In electric vehicles, energy is stored in batteries. Batteries for electric vehicles can vary depending on whether they are all-electric (AEV) or plug-in hybrid electric (PHEV). Most batteries made now can go 8 years or 100,000 miles without needing to be replaced. Particular batteries can live for 12-15 years in mild regions, and 8-12 years in severe ones.
Lithium-ion, nickel-metal hydride, lead-acid, and ultra capacitors are the four most common types of batteries for electric vehicles.
Energy Storage Media
Lithium-ion batteries are by far the most popular choice for electric vehicle applications. This battery is commonplace in small gadgets like laptops and cell phones, so you may already be familiar with it. Lithium-ion batteries have a great power-to-weight ratio, are very efficient with their energy use, and function quite well at high temperatures. This means that the batteries are very efficient relative to their weight, which is crucial for electric automobiles because lighter vehicles have a greater range per charge. Due to their low "self-discharge" rate, lithium-ion batteries are also superior than standard batteries in terms of preserving their capacity to hold a full charge over time.
The fact that most lithium-ion battery components can be recycled makes these batteries a good alternative for eco-conscious consumers. AEVs and PHEVs use batteries that are different in chemistry from those found in consumer electronics.
Nickel-metal hydride batteries are typically seen in hybrid electric vehicles but can also be found in some all-electric vehicles. Because they require fuel to fill their batteries instead of an external plug-in source of power, hybrid-electric vehicles are not classified as pure electric cars.
Nickel metal hydride batteries last significantly longer than lithium ion or lead acid batteries. They have a strong sense of safety and tolerance for violence. High cost, fast self-discharge, and excessive heat production at high temperatures are the primary drawbacks of nickel-metal hydride batteries. These drawbacks mean that these batteries are more often used in hybrid electric vehicles than in pure electric vehicles that can be recharged.
Lead-acid batteries are used exclusively in electric vehicles at this time as a backup for other battery loads. While these batteries have many positive qualities—including high power output, low cost, security, and dependability—their limited calendar life and poor performance in cold weather make it difficult to use them in electric vehicles. Although high-capacity lead-acid batteries are now in development, they are only used as secondary storage in trucks.

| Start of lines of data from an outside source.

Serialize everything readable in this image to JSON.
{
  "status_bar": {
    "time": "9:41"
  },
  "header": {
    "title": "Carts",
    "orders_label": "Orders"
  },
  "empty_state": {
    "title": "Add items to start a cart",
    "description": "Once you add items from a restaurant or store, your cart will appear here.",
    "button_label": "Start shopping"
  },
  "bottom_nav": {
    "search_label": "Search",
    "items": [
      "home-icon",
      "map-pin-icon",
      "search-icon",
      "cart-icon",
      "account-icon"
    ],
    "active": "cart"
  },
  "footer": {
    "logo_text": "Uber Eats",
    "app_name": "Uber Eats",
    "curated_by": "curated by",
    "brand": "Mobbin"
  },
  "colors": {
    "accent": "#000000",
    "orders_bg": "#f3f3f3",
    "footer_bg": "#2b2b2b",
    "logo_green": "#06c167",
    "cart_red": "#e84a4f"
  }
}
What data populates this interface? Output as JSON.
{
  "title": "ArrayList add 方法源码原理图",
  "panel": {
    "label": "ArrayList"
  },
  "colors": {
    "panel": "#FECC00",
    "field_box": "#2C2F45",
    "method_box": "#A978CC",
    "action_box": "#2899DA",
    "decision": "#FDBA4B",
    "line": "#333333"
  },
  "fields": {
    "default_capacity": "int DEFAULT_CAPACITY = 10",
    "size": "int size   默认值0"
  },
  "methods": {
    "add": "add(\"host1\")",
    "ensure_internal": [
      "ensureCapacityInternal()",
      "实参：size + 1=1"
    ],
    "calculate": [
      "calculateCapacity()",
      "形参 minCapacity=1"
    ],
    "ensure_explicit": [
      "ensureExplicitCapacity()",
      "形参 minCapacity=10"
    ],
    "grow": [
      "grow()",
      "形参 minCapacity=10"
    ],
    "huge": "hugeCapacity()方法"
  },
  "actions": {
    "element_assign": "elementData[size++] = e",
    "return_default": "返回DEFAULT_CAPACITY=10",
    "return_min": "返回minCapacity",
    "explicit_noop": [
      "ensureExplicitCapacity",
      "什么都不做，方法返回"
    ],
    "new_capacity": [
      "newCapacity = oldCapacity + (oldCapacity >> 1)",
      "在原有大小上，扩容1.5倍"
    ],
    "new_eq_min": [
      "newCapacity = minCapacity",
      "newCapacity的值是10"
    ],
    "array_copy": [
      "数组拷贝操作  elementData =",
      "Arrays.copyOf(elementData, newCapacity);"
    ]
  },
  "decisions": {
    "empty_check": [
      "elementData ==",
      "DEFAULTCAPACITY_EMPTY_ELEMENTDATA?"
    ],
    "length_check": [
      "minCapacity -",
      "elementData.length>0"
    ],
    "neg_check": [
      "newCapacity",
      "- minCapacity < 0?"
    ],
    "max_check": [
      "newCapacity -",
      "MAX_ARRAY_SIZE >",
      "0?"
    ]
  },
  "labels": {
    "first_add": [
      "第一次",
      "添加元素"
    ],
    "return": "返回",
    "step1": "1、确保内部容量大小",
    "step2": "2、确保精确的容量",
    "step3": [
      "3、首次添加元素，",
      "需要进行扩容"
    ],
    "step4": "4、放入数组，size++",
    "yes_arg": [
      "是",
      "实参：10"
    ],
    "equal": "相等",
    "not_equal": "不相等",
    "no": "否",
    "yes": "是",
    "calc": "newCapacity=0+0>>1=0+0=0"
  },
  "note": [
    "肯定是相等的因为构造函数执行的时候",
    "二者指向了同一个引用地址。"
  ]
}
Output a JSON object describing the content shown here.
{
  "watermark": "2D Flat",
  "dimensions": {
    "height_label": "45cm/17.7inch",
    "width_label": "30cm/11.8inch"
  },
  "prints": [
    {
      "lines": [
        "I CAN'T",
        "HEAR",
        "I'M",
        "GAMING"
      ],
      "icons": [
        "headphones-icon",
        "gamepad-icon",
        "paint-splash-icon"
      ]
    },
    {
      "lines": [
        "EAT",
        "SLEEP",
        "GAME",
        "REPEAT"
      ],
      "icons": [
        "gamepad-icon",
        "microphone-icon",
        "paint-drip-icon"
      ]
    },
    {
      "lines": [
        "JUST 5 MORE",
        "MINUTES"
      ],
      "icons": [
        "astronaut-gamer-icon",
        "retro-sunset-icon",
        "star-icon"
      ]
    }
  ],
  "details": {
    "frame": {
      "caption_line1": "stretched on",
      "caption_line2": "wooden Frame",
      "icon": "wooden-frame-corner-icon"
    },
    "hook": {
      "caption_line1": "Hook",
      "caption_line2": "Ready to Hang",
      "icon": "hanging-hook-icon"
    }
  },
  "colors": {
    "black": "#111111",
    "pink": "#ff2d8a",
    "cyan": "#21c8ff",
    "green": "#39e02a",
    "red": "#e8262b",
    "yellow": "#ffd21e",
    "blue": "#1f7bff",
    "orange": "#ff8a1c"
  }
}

However, ultracapacitors are not batteries in the traditional sense. Instead of storing electrolyte and electrodes separately, they store polarized liquid in between them. The surface area of a liquid has a direct correlation with its energy-storing capacity. Like lead-acid batteries, ultracapacitors are best utilized as a secondary storage component in electric vehicles due to their ability to assist electrochemical batteries in balancing their load. When accelerating or using regenerative braking, ultracapacitors can provide electric vehicles with additional power.
Why do electric car batteries work the way they do?
In contrast to gasoline-powered automobiles, which use an internal combustion engine, all-electric vehicles use an electric traction motor. Rather of relying on conventional fuel tanks, AEVs store energy in a traction battery pack (typically a lithium-ion battery). The energy is required by the motor to drive the wheels. The traction battery pack is the part of the car that must be plugged in and recharged, and its efficiency in doing so determines the maximum range of the vehicle.
Plug-in hybrid electric vehicles use a traction battery pack similar to that of an AEV to power the electric traction motor. The key difference is the battery's internal combustion engine. When the battery is depleted, PHEVs switch over to the conventional internal combustion engine. The lithium-ion battery can be recharged by a variety of means, including an external plug-in charger, the regenerative braking system, or the internal combustion engine. Thanks to their battery and fuel combination, PHEVs offer a longer range than their all-electric rivals.
A standard battery charger can be used to charge the batteries of both AEVs and PHEVs. Either a Level 1 (120 V AC) or Level 2 (240 V for homes, 208 V for businesses) plug can be used. Rapid charging stations may use CHAdeMO and SAE receptors, which are not universal. Whatever automobile you get, be sure you know what kind of charging station it will accept.